- _Action item_
Check each line of the records below for the word "time" and copy those where it appears.

[Saved entries]
-------------------------

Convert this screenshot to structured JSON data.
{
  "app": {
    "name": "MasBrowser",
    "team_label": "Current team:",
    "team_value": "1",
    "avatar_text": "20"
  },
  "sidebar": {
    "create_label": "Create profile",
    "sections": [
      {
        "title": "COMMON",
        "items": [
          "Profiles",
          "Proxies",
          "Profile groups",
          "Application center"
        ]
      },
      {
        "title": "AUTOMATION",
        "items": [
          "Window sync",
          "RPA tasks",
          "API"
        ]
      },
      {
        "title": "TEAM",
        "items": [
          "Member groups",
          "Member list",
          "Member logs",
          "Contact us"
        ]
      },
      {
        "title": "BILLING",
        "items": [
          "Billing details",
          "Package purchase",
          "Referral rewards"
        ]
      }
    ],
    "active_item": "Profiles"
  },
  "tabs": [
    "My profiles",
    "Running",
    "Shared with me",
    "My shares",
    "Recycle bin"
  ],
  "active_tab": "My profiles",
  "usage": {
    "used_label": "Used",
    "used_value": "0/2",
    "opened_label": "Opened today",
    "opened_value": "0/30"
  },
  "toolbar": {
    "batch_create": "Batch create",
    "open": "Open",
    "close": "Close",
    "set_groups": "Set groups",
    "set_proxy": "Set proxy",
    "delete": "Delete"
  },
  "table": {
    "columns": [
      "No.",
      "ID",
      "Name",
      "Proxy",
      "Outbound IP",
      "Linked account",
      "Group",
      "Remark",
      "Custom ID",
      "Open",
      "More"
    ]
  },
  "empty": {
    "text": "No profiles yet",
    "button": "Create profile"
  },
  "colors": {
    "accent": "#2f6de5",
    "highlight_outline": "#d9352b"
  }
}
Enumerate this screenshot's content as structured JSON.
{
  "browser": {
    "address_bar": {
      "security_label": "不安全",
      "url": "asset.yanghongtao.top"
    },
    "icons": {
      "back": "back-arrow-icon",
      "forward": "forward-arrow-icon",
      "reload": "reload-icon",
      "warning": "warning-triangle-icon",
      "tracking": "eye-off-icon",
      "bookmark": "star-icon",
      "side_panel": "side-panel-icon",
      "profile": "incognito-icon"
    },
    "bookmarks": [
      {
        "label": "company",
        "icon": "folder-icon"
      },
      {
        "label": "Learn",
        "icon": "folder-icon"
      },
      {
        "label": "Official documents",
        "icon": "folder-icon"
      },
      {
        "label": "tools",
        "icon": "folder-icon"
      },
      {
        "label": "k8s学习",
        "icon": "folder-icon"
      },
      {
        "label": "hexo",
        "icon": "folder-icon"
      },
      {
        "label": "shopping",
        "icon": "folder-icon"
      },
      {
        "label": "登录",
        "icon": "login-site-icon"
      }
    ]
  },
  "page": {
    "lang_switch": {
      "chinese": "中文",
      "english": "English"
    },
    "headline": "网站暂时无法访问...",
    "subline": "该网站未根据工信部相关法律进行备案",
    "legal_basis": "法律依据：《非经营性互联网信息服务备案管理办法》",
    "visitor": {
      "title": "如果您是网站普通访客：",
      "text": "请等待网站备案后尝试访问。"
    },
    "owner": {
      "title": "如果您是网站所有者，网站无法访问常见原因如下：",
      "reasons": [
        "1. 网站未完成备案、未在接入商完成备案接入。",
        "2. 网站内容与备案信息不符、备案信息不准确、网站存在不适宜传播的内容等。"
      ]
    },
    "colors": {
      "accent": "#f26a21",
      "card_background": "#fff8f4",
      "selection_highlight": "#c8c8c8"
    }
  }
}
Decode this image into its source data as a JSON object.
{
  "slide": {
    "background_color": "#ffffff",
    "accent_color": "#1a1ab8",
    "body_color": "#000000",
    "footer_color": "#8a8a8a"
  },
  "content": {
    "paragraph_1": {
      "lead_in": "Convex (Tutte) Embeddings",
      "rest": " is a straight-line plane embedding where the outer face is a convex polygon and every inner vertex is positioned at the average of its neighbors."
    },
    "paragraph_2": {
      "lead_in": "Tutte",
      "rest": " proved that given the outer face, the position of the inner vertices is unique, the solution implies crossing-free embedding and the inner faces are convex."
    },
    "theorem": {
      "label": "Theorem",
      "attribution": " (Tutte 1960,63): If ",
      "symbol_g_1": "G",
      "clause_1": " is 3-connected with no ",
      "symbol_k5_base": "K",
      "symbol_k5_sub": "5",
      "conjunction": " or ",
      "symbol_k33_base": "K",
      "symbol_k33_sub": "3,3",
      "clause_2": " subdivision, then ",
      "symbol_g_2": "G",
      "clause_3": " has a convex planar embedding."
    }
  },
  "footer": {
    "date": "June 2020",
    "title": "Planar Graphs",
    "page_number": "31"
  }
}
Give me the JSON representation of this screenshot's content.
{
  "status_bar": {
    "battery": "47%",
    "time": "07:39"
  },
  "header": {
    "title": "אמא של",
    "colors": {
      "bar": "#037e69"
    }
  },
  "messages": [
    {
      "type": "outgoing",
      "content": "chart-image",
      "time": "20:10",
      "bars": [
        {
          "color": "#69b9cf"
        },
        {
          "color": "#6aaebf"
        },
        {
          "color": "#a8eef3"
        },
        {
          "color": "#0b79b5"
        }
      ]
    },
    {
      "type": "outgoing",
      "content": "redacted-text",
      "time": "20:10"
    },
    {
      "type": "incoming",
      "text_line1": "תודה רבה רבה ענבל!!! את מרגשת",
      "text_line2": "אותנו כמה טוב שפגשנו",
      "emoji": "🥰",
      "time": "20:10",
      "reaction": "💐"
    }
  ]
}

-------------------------

- _Response to the task_
    "time": "07:39"
      "time": "20:10",
      "time": "20:10"
      "time": "20:10",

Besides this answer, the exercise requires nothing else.